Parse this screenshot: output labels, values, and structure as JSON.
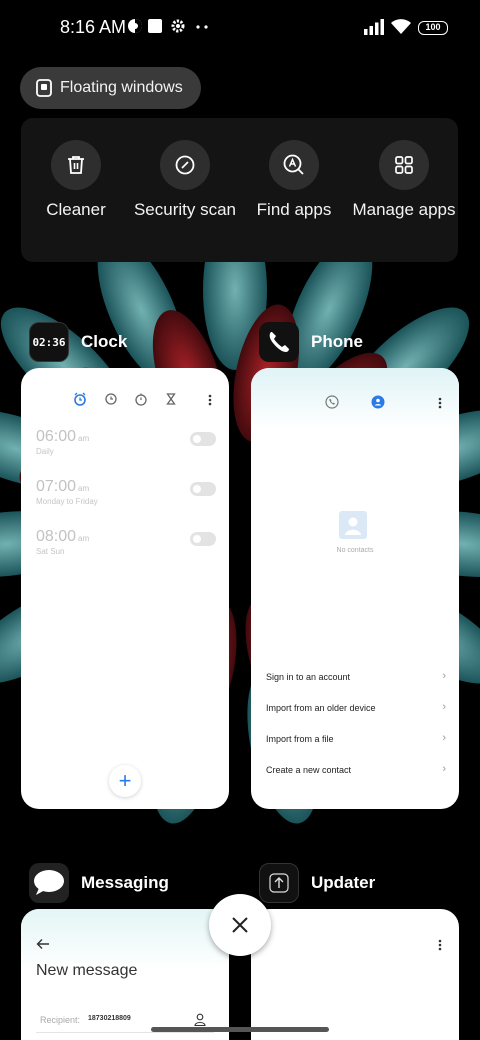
{
  "status_bar": {
    "time": "8:16 AM",
    "battery": "100",
    "icons": [
      "data-saver-icon",
      "square-notification-icon",
      "settings-gear-icon",
      "more-dots-icon",
      "signal-icon",
      "wifi-icon",
      "battery-icon"
    ]
  },
  "floating_windows": {
    "label": "Floating windows",
    "icon": "floating-window-icon"
  },
  "tools": [
    {
      "label": "Cleaner",
      "icon": "trash-icon"
    },
    {
      "label": "Security scan",
      "icon": "security-scan-icon"
    },
    {
      "label": "Find apps",
      "icon": "find-apps-icon"
    },
    {
      "label": "Manage apps",
      "icon": "grid-apps-icon"
    }
  ],
  "apps": {
    "clock": {
      "name": "Clock",
      "icon_text": "02:36",
      "alarms": [
        {
          "time": "06:00",
          "ampm": "am",
          "repeat": "Daily"
        },
        {
          "time": "07:00",
          "ampm": "am",
          "repeat": "Monday to Friday"
        },
        {
          "time": "08:00",
          "ampm": "am",
          "repeat": "Sat Sun"
        }
      ],
      "fab": "+"
    },
    "phone": {
      "name": "Phone",
      "empty_text": "No contacts",
      "menu": [
        "Sign in to an account",
        "Import from an older device",
        "Import from a file",
        "Create a new contact"
      ]
    },
    "messaging": {
      "name": "Messaging",
      "title": "New message",
      "recipient_label": "Recipient:",
      "recipient_value": "18730218809"
    },
    "updater": {
      "name": "Updater"
    }
  },
  "colors": {
    "accent": "#2a7be4",
    "panel": "#141414",
    "pill": "#3a3a3a"
  }
}
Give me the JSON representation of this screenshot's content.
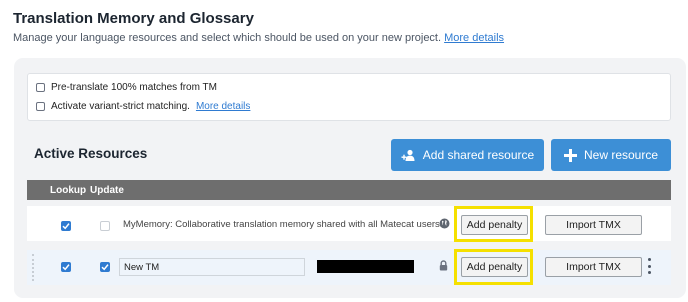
{
  "header": {
    "title": "Translation Memory and Glossary",
    "subtitle": "Manage your language resources and select which should be used on your new project.",
    "more_details": "More details"
  },
  "options": {
    "pretranslate": "Pre-translate 100% matches from TM",
    "variant_strict": "Activate variant-strict matching.",
    "more_details": "More details"
  },
  "active": {
    "title": "Active Resources",
    "add_shared_label": "Add shared resource",
    "new_resource_label": "New resource"
  },
  "table": {
    "headers": {
      "lookup": "Lookup",
      "update": "Update"
    },
    "rows": [
      {
        "lookup_checked": true,
        "update_checked": false,
        "update_disabled": true,
        "name": "MyMemory: Collaborative translation memory shared with all Matecat users.",
        "status_icon": "globe-icon",
        "penalty_label": "Add penalty",
        "import_label": "Import TMX"
      },
      {
        "lookup_checked": true,
        "update_checked": true,
        "name": "New TM",
        "key_redacted": true,
        "status_icon": "lock-icon",
        "penalty_label": "Add penalty",
        "import_label": "Import TMX",
        "menu_icon": "kebab-menu-icon"
      }
    ]
  },
  "colors": {
    "primary_button": "#3d8fd6",
    "table_header": "#6e6e6e",
    "highlight": "#f5e000",
    "link": "#2f7bd1"
  }
}
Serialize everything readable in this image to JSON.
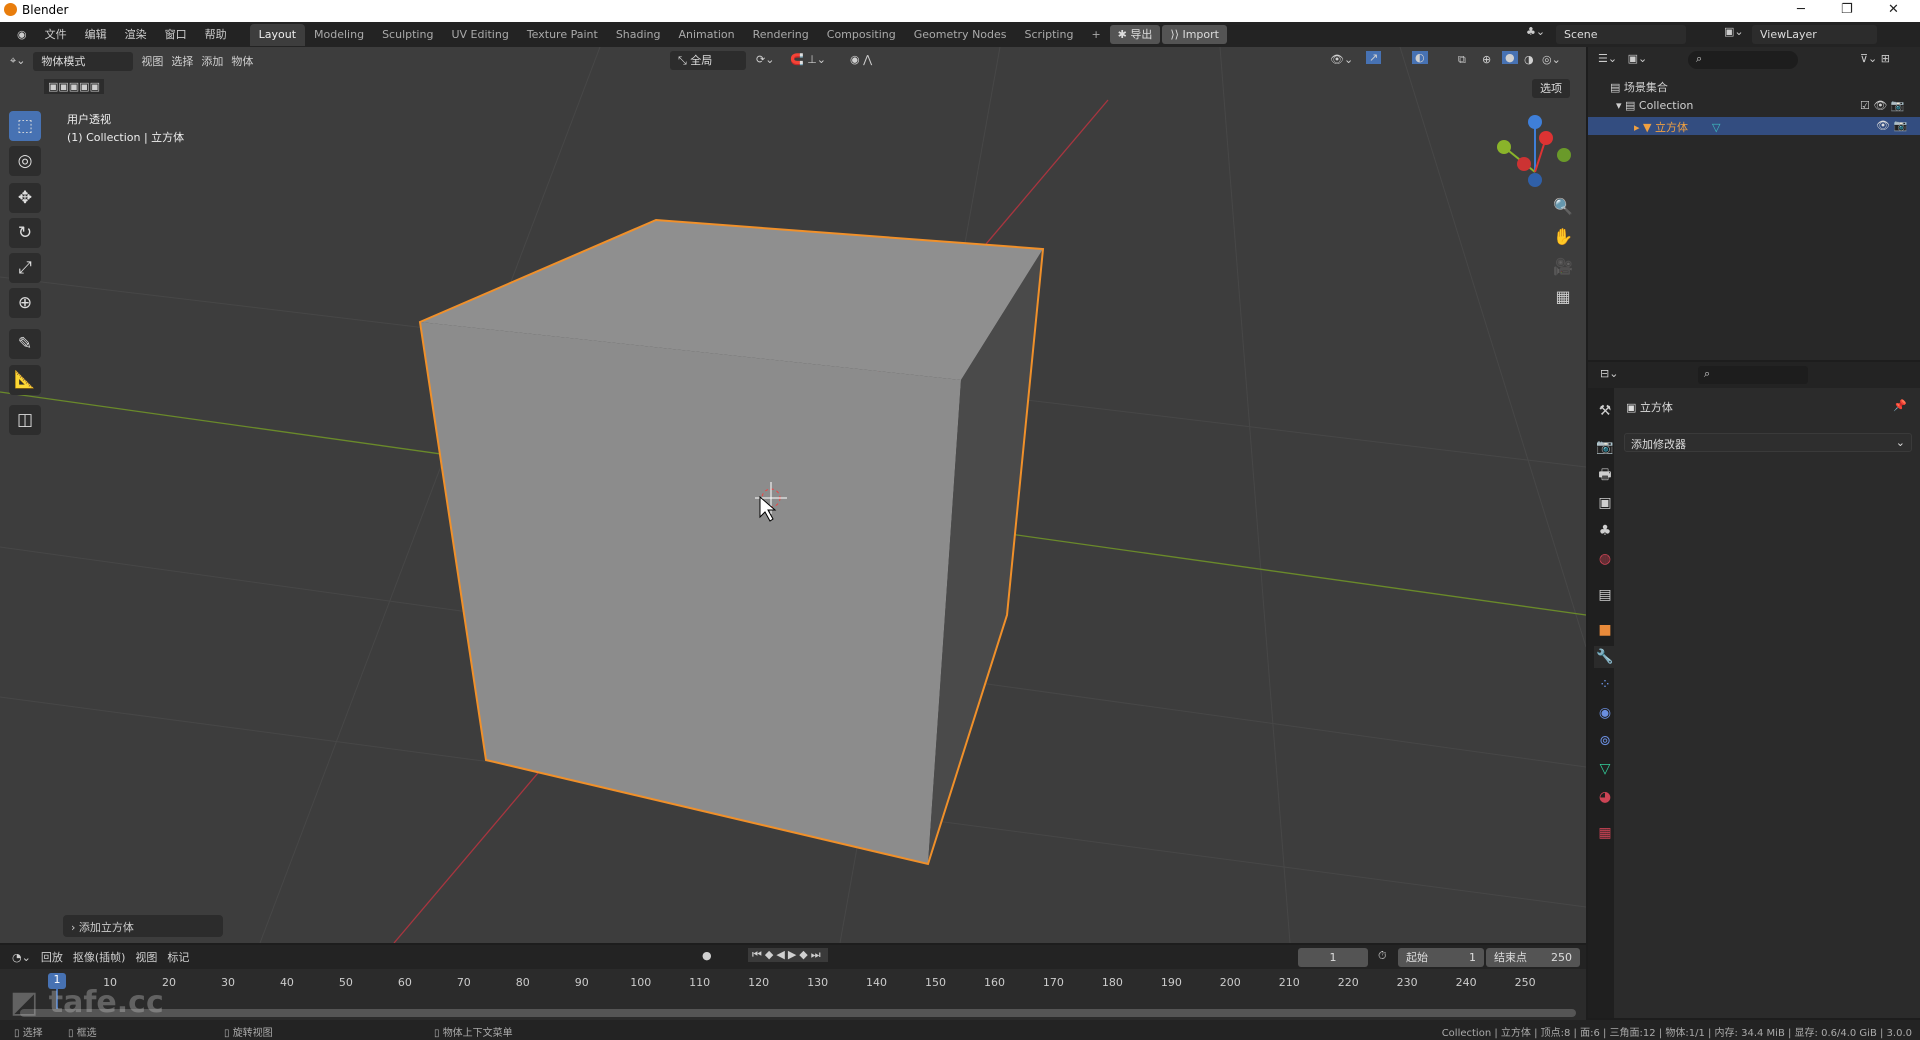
{
  "titlebar": {
    "title": "Blender",
    "minimize": "─",
    "maximize": "❐",
    "close": "✕"
  },
  "menu": [
    "文件",
    "编辑",
    "渲染",
    "窗口",
    "帮助"
  ],
  "workspaces": [
    "Layout",
    "Modeling",
    "Sculpting",
    "UV Editing",
    "Texture Paint",
    "Shading",
    "Animation",
    "Rendering",
    "Compositing",
    "Geometry Nodes",
    "Scripting"
  ],
  "workspace_add": "+",
  "export_label": "导出",
  "import_label": "Import",
  "scene": "Scene",
  "view_layer": "ViewLayer",
  "viewport": {
    "mode": "物体模式",
    "menus": [
      "视图",
      "选择",
      "添加",
      "物体"
    ],
    "transform_orientation": "全局",
    "options": "选项",
    "view_name": "用户透视",
    "collection_info": "(1) Collection | 立方体",
    "last_op": "添加立方体",
    "colors": {
      "bg": "#3d3d3d",
      "cube": "#8e8e8e",
      "selection": "#f0902a",
      "x_axis": "#a8353f",
      "y_axis": "#6a8a2a"
    }
  },
  "outliner": {
    "scene_collection": "场景集合",
    "collection": "Collection",
    "object": "立方体"
  },
  "properties": {
    "object_name": "立方体",
    "add_modifier": "添加修改器"
  },
  "timeline": {
    "menus": [
      "回放",
      "抠像(插帧)",
      "视图",
      "标记"
    ],
    "current_frame": "1",
    "start_label": "起始",
    "start": "1",
    "end_label": "结束点",
    "end": "250",
    "ticks": [
      "10",
      "20",
      "30",
      "40",
      "50",
      "60",
      "70",
      "80",
      "90",
      "100",
      "110",
      "120",
      "130",
      "140",
      "150",
      "160",
      "170",
      "180",
      "190",
      "200",
      "210",
      "220",
      "230",
      "240",
      "250"
    ],
    "playhead": "1"
  },
  "status": {
    "select": "选择",
    "box_select": "框选",
    "rotate_view": "旋转视图",
    "context_menu": "物体上下文菜单",
    "info": "Collection | 立方体 | 顶点:8 | 面:6 | 三角面:12 | 物体:1/1 | 内存: 34.4 MiB | 显存: 0.6/4.0 GiB | 3.0.0"
  },
  "watermark": "tafe.cc"
}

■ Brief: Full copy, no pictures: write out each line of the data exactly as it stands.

■ Solution to the problem:
Parse this screenshot: output labels, values, and structure as JSON.
{
  "status_bar": {
    "time": "8:16 AM",
    "battery": "100",
    "icons": [
      "data-saver-icon",
      "square-notification-icon",
      "settings-gear-icon",
      "more-dots-icon",
      "signal-icon",
      "wifi-icon",
      "battery-icon"
    ]
  },
  "floating_windows": {
    "label": "Floating windows",
    "icon": "floating-window-icon"
  },
  "tools": [
    {
      "label": "Cleaner",
      "icon": "trash-icon"
    },
    {
      "label": "Security scan",
      "icon": "security-scan-icon"
    },
    {
      "label": "Find apps",
      "icon": "find-apps-icon"
    },
    {
      "label": "Manage apps",
      "icon": "grid-apps-icon"
    }
  ],
  "apps": {
    "clock": {
      "name": "Clock",
      "icon_text": "02:36",
      "alarms": [
        {
          "time": "06:00",
          "ampm": "am",
          "repeat": "Daily"
        },
        {
          "time": "07:00",
          "ampm": "am",
          "repeat": "Monday to Friday"
        },
        {
          "time": "08:00",
          "ampm": "am",
          "repeat": "Sat Sun"
        }
      ],
      "fab": "+"
    },
    "phone": {
      "name": "Phone",
      "empty_text": "No contacts",
      "menu": [
        "Sign in to an account",
        "Import from an older device",
        "Import from a file",
        "Create a new contact"
      ]
    },
    "messaging": {
      "name": "Messaging",
      "title": "New message",
      "recipient_label": "Recipient:",
      "recipient_value": "18730218809"
    },
    "updater": {
      "name": "Updater"
    }
  },
  "colors": {
    "accent": "#2a7be4",
    "panel": "#141414",
    "pill": "#3a3a3a"
  }
}
Give me the JSON representation of this screenshot's content.
{
  "header": {
    "title": "Translation Memory and Glossary",
    "subtitle": "Manage your language resources and select which should be used on your new project.",
    "more_details": "More details"
  },
  "options": {
    "pretranslate": "Pre-translate 100% matches from TM",
    "variant_strict": "Activate variant-strict matching.",
    "more_details": "More details"
  },
  "active": {
    "title": "Active Resources",
    "add_shared_label": "Add shared resource",
    "new_resource_label": "New resource"
  },
  "table": {
    "headers": {
      "lookup": "Lookup",
      "update": "Update"
    },
    "rows": [
      {
        "lookup_checked": true,
        "update_checked": false,
        "update_disabled": true,
        "name": "MyMemory: Collaborative translation memory shared with all Matecat users.",
        "status_icon": "globe-icon",
        "penalty_label": "Add penalty",
        "import_label": "Import TMX"
      },
      {
        "lookup_checked": true,
        "update_checked": true,
        "name": "New TM",
        "key_redacted": true,
        "status_icon": "lock-icon",
        "penalty_label": "Add penalty",
        "import_label": "Import TMX",
        "menu_icon": "kebab-menu-icon"
      }
    ]
  },
  "colors": {
    "primary_button": "#3d8fd6",
    "table_header": "#6e6e6e",
    "highlight": "#f5e000",
    "link": "#2f7bd1"
  }
}
Serialize everything readable in this image to JSON.
{
  "titlebar": {
    "title": "Blender",
    "minimize": "─",
    "maximize": "❐",
    "close": "✕"
  },
  "menu": [
    "文件",
    "编辑",
    "渲染",
    "窗口",
    "帮助"
  ],
  "workspaces": [
    "Layout",
    "Modeling",
    "Sculpting",
    "UV Editing",
    "Texture Paint",
    "Shading",
    "Animation",
    "Rendering",
    "Compositing",
    "Geometry Nodes",
    "Scripting"
  ],
  "workspace_add": "+",
  "export_label": "导出",
  "import_label": "Import",
  "scene": "Scene",
  "view_layer": "ViewLayer",
  "viewport": {
    "mode": "物体模式",
    "menus": [
      "视图",
      "选择",
      "添加",
      "物体"
    ],
    "transform_orientation": "全局",
    "options": "选项",
    "view_name": "用户透视",
    "collection_info": "(1) Collection | 立方体",
    "last_op": "添加立方体",
    "colors": {
      "bg": "#3d3d3d",
      "cube": "#8e8e8e",
      "selection": "#f0902a",
      "x_axis": "#a8353f",
      "y_axis": "#6a8a2a"
    }
  },
  "outliner": {
    "scene_collection": "场景集合",
    "collection": "Collection",
    "object": "立方体"
  },
  "properties": {
    "object_name": "立方体",
    "add_modifier": "添加修改器"
  },
  "timeline": {
    "menus": [
      "回放",
      "抠像(插帧)",
      "视图",
      "标记"
    ],
    "current_frame": "1",
    "start_label": "起始",
    "start": "1",
    "end_label": "结束点",
    "end": "250",
    "ticks": [
      "10",
      "20",
      "30",
      "40",
      "50",
      "60",
      "70",
      "80",
      "90",
      "100",
      "110",
      "120",
      "130",
      "140",
      "150",
      "160",
      "170",
      "180",
      "190",
      "200",
      "210",
      "220",
      "230",
      "240",
      "250"
    ],
    "playhead": "1"
  },
  "status": {
    "select": "选择",
    "box_select": "框选",
    "rotate_view": "旋转视图",
    "context_menu": "物体上下文菜单",
    "info": "Collection | 立方体 | 顶点:8 | 面:6 | 三角面:12 | 物体:1/1 | 内存: 34.4 MiB | 显存: 0.6/4.0 GiB | 3.0.0"
  },
  "watermark": "tafe.cc"
}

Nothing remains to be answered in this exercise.